Yesterday I was listening to the news as I was driving home from work.  Sitting in my air-conditioned car, ambulating myself home on my own timetable, I heard the report of Syrian refugees who had been stopped in a train station in Hungary.  Attempting to get to Germany by train, the issues of borders and politics and governments had stopped them in a station.  To avoid being forced into a refugee camp they had refused to get off the train.

And so they were still in the train.
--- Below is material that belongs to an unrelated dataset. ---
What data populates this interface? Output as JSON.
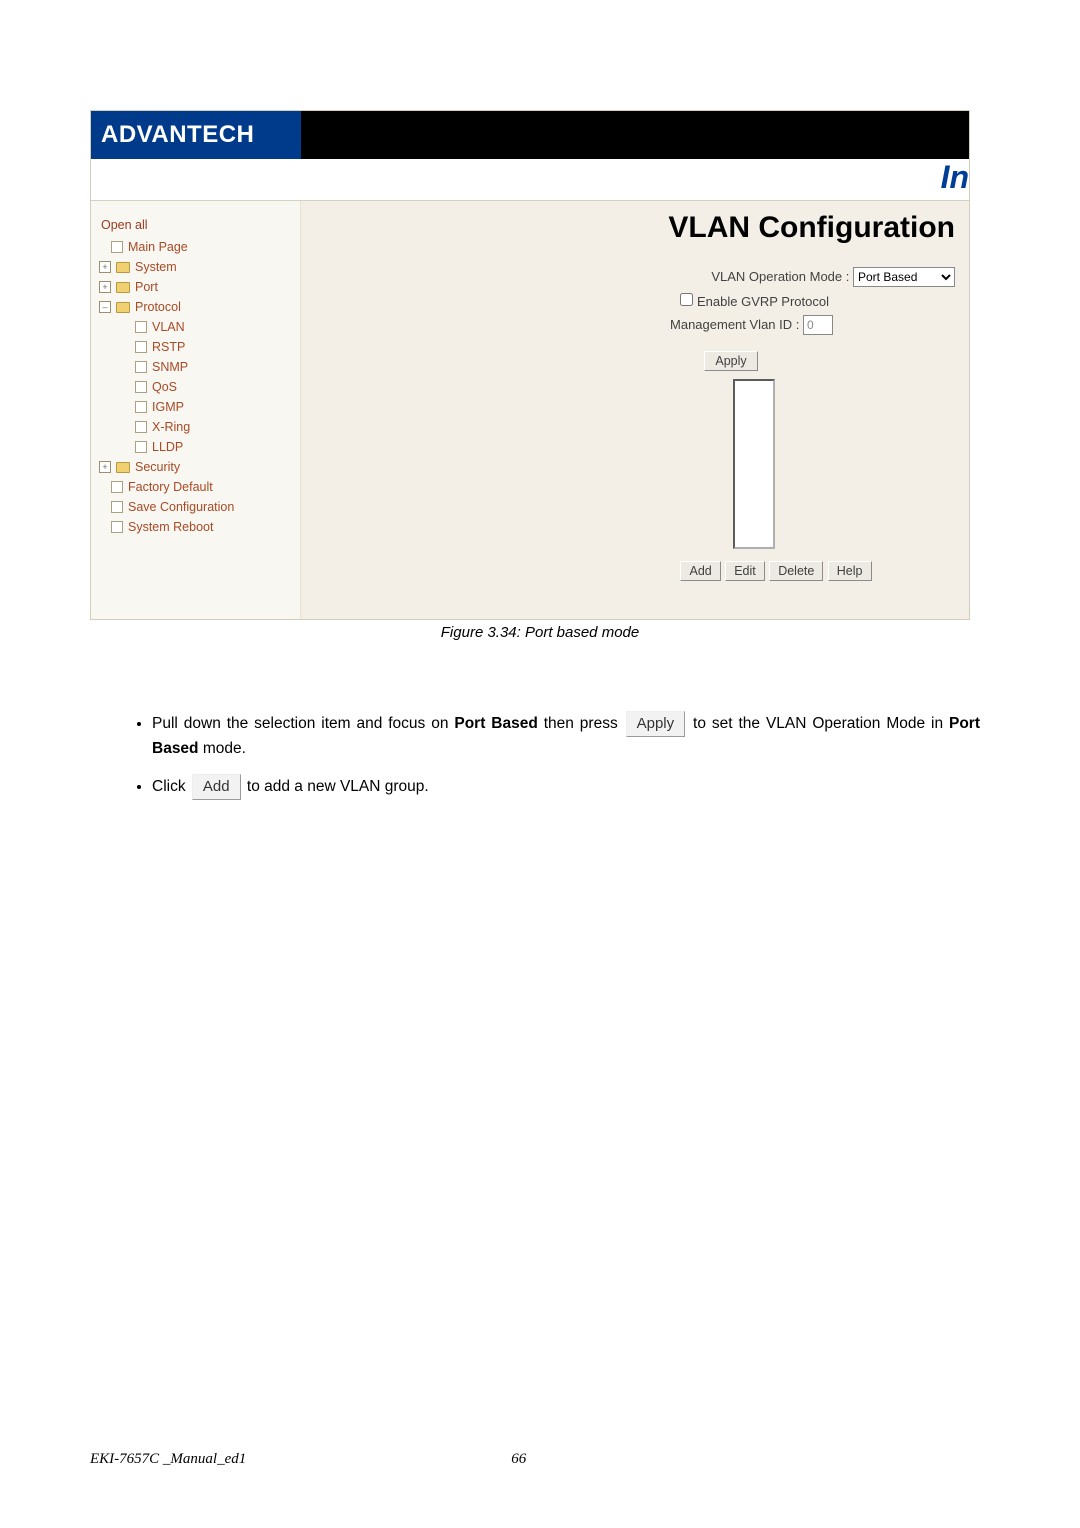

All day in the heat.  And then into the night.  Men, women and children.

As I pulled into a gas station and turned off the key and the news, I was struck at the intense contrast of where I was at that exact moment, and where they were.  I got out of my own car.  Swiped my debit card.  Filled up the tank of my personal car with fuel.   Got back in, turned on the key, drove to my home.  A nice house in the country of my birth, in a safe neighborhood where I live as citizen in freedom and security without fear.  My children are waiting for me there.  They are watching TV.  We sit on comfortable couches, eat dinner, use computers, talk, and go to bed in our comfortable beds.

This is utterly unfair.  It is unfair that I should have a home, and they should not.  It is unfair I should have freedom to go anywhere I want, and they do not.  That I can offer my children security, education and a future, and they cannot.  I did not do anything to deserve to be born in America any more than they did anything to deserve to be born in Syria.

I lay in bed, thinking about them.  What can I do to reconcile this sense of unfair contrast?  I care.  I pray.  I fall asleep.  I wake up this morning and wonder.  Are they still on the train?  I roll over on my Egyptian cotton sheets covering my pillow top mattress and reach for my iPhone to check the news.  They are, as far as I can tell.  I feel slightly too hot.  I go turn down the air conditioning, use my private bathroom, and return to my comfortable bed for a few more minutes.

I wonder if someday I will be in a disaster or a crisis like that and someone will be reading about me on the news.  What would I want from someone on the other side of the world completely unable to help?  

I would want them to know.  I would want them to care.  I would want them to pray.

I do all those things.  And I go back to sleep.

(I also wake up, do my research, and find that I can donate online to the refugee crisis through the reputable Samaritan's Purse.)